Looking for great family adventures in the highlands? You need not look farther than Inverness. Known as the gateway to the Scottish Highlands, Inverness is a delightfully charming city that has so much to offer, from breathtaking landscapes to fascinating museums, delectable gastronomy to a profound history. Here are the adventures that await you in this small but lively city.
- Climb Ben Nevis
Standing at 4,406 feet above sea level, Ben Nevis is Britain’s highest peak. The mountain draws over 1000 hikers annually, making it one of the most famous trekking destinations in the country. Although not as difficult to climb as other peaks, Ben Nevis should not be underestimated. The summit is often covered with snow even in summer, and the routes could get very cold and windy the higher you climb.
If you’re a beginner, it is best to take the route that starts at Achintee Farm. This moderately challenging trail leads to the gorgeous Lochan Meall at-Suidhe, the enthralling lake that is a popular resting point for climbers. From there, the trail becomes increasing rough and steep until you reach the summit where you find ruins of an observatory built in 1883. If the weather is fine and the skies clear, you can see the mountains of Glencoe from a distance.
2. Day Out at Corrour Lodge
Experience a one of a kind family retreat in a rural setting. Corrour Lodge is a unique luxury Scottish lodge alternative to the usual 5-star family accommodation, providing utmost comfort in the midst of the solitude of the wilderness.
The Corrour Lodge is a modernist structure built of granite, steel and glass, set in a 26,000-hectare estate comprised of hunting grounds, a deer forest, and a 25-hectare garden that includes alpines and rhododendrons. Surrounding the lodge are cottages where more guests can stay.
The lodge is more than just a retreat house. It offers fun activities that you and your family will surely delight in. Take scenic nature walks, or try pony trekking, horseback riding, and biking. Go deer stalking, clay pigeon shooting and archery, or spend hours canoeing, boating, and fishing.
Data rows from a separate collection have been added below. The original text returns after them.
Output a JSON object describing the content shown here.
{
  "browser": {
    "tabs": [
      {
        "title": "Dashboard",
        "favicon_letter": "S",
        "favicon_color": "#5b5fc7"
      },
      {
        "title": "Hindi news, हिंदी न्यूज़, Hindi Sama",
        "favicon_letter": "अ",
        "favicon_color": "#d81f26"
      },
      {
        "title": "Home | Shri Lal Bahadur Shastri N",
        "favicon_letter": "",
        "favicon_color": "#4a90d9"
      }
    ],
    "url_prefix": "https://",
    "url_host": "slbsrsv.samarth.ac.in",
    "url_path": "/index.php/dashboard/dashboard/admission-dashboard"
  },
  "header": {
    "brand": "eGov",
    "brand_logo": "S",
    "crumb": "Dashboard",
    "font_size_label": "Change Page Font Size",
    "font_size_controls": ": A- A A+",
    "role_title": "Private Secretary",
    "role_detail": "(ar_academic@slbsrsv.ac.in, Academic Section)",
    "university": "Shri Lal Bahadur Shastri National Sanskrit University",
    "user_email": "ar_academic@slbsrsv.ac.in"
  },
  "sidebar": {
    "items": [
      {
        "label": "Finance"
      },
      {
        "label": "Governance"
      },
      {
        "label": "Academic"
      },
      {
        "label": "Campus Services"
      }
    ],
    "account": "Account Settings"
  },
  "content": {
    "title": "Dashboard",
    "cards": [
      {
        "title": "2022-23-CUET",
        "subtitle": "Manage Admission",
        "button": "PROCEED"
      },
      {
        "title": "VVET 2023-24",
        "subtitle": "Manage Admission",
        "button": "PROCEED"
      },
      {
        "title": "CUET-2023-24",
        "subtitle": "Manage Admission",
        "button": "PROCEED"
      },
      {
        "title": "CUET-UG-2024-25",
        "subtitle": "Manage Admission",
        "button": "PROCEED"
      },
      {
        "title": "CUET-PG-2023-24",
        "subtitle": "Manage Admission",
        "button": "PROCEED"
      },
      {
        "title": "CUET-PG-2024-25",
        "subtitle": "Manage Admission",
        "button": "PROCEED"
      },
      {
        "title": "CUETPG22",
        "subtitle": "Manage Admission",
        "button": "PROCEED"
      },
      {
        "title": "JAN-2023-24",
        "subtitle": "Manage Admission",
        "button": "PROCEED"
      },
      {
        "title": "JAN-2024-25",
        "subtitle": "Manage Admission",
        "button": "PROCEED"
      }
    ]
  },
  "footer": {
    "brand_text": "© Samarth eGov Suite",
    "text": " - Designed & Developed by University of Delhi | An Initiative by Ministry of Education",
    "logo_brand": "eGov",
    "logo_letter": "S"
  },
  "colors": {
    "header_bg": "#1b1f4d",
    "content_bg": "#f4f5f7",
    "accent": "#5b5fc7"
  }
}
3. Walk around Loch Ossian
Loch Ossian is a narrow lake located at the eastern border of the Rannoch Moor. The loch and its surrounding area are a popular destination for avid hikers and outdoor enthusiasts alike.
Located in the remote parts of the Corrour Estate, Loch Ossian is nowhere near a public road. The nearest access to the lake is the Corrour railway station. Once you arrive at the station, you have to walk a few miles through stunning scenery to reach the lake. Despite its remoteness, the effort of getting there is all worth it.
On the western banks of the lake, stands Loch Ossian Youth Hostel, recently re-opened as an eco-lodge that boasts of solar panels, dry toilets, and organic menu. The hostel serves as a meeting place of adventurers who want to explore the lake and its picturesque trails.
4. Visit the Hootananny
Great food, great drinks, great music – all these you will find at the Hootananny. It is more than just a pub and a venue for live music. Here, people gather to enjoy each other’s company in a cosy and casual setting. A visit to the Hootananny is a fantastic and interesting way to learn a thing or two about Scottish traditional music and understand the proud heritage of the Highlands. Warning: the music can get loud and lively and you will be persuaded to dance. Join in and have fun. After all, you are here for adventure in Scotland.